TRY IT:
From the records below, please return each line that holds the word "JSON".
---------- RECORDS FOR THIS EXERCISE ----------
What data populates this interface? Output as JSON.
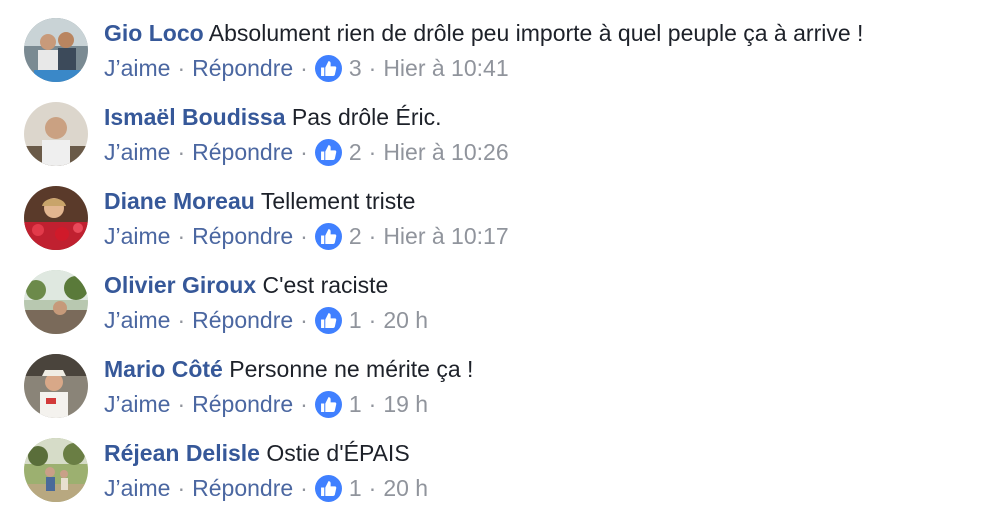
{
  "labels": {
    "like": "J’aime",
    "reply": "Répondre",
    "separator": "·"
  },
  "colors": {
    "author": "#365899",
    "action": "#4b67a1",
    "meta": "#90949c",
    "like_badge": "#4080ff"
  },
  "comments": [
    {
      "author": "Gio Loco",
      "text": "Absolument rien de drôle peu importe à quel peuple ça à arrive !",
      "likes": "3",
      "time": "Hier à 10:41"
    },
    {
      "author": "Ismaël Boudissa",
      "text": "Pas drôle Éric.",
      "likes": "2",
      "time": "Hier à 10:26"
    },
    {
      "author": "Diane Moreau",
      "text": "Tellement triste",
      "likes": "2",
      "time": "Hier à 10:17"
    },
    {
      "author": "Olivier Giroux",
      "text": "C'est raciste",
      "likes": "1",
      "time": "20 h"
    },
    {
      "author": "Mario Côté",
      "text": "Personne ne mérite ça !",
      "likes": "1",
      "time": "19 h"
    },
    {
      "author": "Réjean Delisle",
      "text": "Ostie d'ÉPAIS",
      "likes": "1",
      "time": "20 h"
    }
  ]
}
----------
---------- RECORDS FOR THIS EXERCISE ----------
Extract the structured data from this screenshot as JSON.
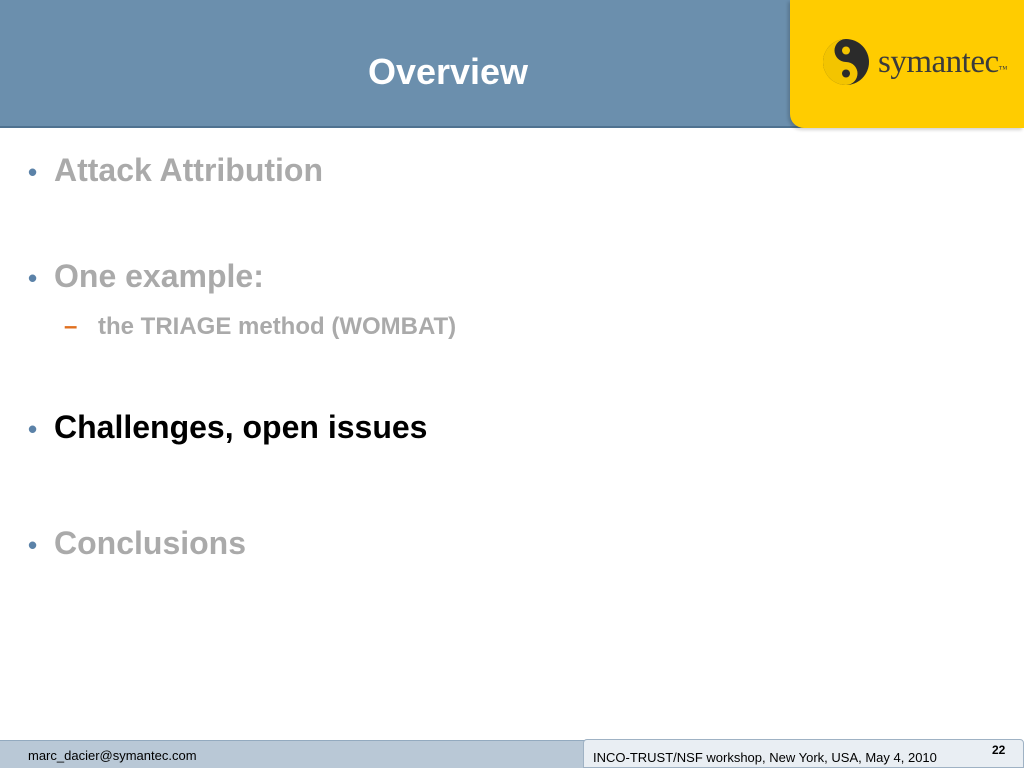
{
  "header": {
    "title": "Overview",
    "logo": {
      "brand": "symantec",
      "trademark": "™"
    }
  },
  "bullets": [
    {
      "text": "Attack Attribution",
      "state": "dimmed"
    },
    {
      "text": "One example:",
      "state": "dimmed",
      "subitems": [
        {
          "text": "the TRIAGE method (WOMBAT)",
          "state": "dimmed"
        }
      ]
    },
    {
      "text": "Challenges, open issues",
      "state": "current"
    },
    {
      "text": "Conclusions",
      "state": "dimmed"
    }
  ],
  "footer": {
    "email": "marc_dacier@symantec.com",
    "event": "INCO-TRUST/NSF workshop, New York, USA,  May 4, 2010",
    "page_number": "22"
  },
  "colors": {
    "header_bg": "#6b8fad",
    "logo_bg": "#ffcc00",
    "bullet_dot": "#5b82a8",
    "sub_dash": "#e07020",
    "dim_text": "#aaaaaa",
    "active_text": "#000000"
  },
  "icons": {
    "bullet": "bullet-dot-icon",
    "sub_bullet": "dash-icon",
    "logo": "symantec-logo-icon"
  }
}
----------
THE COMPLETED TASK:
What data populates this interface? Output as JSON.
Extract the structured data from this screenshot as JSON.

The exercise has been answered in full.